These were the final words of Irish Author Emma Hannigan. These were the words she wanted to tell the world herself but she knew she would not be around to say them as they were to be spoken at her funeral.

I posted these words across all of my social media channels when she passed away a few weeks ago. A tragic and too soon end to such a vibrant soul. I didn't know Emma but in her final words, I feel like she knew me, or my soul at least. These are words to live by. No wonder she was such a wonderful author. Rest in sparkles Emma, wherever you are. x




Tuesday, 6 March 2018

Interview Clive Anderson


Clive Anderson has been living in the US for the last 14 years. He is an Irish native from Co Cork who now lives and works just 25 minutes from Times Square in New York City.

He is the owner of Pelham Funeral Home and has been a funeral director and embalmer for over fifteen years. He wasn’t born into the business as many funeral directors are but rather Clive feels as though he was ‘called’ into the service. The moment occuring when Clive lost his father to cancer.

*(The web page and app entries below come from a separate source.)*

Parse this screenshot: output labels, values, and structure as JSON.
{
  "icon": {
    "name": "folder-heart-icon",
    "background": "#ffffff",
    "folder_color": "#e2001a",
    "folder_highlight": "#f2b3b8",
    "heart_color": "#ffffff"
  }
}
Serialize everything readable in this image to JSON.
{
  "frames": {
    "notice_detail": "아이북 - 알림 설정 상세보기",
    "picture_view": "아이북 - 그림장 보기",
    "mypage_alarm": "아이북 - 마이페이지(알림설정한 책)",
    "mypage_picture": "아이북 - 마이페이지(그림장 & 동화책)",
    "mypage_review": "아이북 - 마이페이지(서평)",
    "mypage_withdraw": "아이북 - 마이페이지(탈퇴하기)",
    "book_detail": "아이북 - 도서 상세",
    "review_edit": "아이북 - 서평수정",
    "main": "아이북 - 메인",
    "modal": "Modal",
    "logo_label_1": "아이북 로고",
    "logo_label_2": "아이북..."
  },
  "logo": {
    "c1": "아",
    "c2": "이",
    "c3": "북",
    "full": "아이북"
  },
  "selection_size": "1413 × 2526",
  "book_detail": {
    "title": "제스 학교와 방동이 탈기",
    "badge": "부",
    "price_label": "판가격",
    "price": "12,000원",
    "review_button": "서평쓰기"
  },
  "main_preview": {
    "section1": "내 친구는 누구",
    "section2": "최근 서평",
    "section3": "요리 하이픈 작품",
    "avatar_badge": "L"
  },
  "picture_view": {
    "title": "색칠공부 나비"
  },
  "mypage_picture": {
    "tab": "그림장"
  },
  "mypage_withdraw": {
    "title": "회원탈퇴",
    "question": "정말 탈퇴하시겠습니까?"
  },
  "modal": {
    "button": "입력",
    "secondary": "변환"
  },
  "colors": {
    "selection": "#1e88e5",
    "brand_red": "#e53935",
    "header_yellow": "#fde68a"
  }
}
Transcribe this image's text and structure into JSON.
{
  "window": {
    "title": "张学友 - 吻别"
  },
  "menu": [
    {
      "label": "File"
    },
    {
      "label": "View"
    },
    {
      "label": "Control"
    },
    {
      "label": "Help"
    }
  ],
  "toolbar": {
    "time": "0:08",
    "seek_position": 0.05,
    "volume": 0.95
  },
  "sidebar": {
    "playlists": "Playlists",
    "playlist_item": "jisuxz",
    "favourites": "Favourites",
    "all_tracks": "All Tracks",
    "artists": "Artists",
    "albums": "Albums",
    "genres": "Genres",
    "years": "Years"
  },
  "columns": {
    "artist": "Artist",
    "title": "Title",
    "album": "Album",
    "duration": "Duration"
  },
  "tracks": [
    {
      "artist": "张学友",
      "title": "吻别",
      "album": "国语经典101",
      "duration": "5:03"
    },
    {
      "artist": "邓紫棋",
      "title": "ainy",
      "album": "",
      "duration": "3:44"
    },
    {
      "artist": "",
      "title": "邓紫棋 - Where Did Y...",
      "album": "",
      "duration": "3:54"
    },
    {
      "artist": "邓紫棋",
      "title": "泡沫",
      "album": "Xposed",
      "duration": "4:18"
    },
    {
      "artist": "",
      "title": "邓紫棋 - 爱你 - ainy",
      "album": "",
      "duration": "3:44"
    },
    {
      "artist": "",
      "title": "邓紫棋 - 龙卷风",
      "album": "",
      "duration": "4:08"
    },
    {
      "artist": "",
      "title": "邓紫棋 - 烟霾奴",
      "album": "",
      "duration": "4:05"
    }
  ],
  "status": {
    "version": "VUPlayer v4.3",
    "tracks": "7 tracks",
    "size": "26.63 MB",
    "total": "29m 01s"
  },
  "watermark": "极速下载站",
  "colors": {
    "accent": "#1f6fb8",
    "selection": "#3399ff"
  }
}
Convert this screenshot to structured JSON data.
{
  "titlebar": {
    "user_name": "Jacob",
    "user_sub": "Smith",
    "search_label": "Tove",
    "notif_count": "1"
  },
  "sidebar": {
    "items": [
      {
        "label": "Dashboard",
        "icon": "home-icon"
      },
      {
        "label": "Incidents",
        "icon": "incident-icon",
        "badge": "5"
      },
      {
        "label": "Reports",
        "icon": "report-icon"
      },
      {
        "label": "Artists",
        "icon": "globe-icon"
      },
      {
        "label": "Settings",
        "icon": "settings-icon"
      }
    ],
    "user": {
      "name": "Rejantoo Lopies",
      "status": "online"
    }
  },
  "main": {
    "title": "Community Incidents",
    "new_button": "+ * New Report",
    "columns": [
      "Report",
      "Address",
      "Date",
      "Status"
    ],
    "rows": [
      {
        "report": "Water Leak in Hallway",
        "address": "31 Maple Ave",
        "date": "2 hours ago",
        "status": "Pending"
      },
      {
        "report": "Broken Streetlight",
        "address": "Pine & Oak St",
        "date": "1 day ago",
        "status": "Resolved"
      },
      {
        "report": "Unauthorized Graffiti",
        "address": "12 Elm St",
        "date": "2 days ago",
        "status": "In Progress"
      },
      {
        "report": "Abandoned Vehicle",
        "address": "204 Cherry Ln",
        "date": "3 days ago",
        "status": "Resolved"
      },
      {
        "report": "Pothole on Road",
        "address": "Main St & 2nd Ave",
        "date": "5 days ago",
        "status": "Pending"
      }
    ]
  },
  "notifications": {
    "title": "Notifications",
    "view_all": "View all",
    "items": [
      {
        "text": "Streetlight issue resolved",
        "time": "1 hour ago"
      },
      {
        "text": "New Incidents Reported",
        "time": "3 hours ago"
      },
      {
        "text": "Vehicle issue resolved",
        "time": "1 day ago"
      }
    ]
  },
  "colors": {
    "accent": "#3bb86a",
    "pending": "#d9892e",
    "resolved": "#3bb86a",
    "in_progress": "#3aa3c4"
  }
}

His experience of the funeral profession stimulated his desire to help others.


He got his experience in Ireland, initially with Jeremiah O’ Connor & Sons Funeral Home in Co. Cork before immigrating to the United States to get formal training in the funeral profession and working as a funeral service consultant for Matthews International.

Clive believes the Irish deal with death very well, as he said “the whole community stops, Irish Weddings are optional, Funerals are compulsory”. He thinks the American funeral industry has gotten quite commercial and has “forgotten the old ways” of respecting the body. He mentioned the animal kingdom and how animals grieve a loss and that it is a part of the process we should all embrace. He believes spending time with and looking after the body is both respectful of a life lived and a natural part of the grieving process.

Notable funerals that he has had the opportunity to plan included a thrice Powerball (similar to the Lotto) winner and an old Irish man who was homeless and passed away on the streets. He strives to make each funeral unique and special and include as many personal touches to the service as possible and this can include photos of the deceased placed all around the funeral home, their favorite music playing, smells filling the rooms, flags flying and a guest book for all who arrive to sign.



The recipient of several awards, Clive has been recognized by Irish Newspaper, The Irish Echo “40 under 40” for his contributions to the Irish community in the US and was also an aide to the Grand-Marshal of the Irish Business Organization on St Patrick’s Day In NYC. He was honored by the Irish Aisling Center in New York in September 2017.